» WHAT THE TASK ASKS
In your copy, the records appear word for word and the pictures do not appear at all.
*-*-*
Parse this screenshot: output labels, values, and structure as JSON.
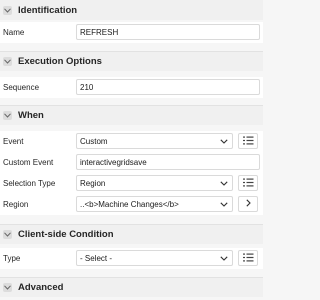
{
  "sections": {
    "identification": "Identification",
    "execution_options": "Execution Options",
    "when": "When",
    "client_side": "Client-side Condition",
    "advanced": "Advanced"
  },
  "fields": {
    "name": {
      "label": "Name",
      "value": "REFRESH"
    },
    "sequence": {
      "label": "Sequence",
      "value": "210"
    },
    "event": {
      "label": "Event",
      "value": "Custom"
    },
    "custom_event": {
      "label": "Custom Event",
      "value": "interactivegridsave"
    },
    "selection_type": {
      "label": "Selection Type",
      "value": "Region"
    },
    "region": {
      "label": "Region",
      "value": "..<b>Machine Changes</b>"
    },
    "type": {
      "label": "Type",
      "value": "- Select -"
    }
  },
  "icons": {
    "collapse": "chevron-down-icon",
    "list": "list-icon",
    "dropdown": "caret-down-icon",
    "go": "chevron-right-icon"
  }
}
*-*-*
» RESULT
Parse this screenshot: output labels, values, and structure as JSON.
{
  "sections": {
    "identification": "Identification",
    "execution_options": "Execution Options",
    "when": "When",
    "client_side": "Client-side Condition",
    "advanced": "Advanced"
  },
  "fields": {
    "name": {
      "label": "Name",
      "value": "REFRESH"
    },
    "sequence": {
      "label": "Sequence",
      "value": "210"
    },
    "event": {
      "label": "Event",
      "value": "Custom"
    },
    "custom_event": {
      "label": "Custom Event",
      "value": "interactivegridsave"
    },
    "selection_type": {
      "label": "Selection Type",
      "value": "Region"
    },
    "region": {
      "label": "Region",
      "value": "..<b>Machine Changes</b>"
    },
    "type": {
      "label": "Type",
      "value": "- Select -"
    }
  },
  "icons": {
    "collapse": "chevron-down-icon",
    "list": "list-icon",
    "dropdown": "caret-down-icon",
    "go": "chevron-right-icon"
  }
}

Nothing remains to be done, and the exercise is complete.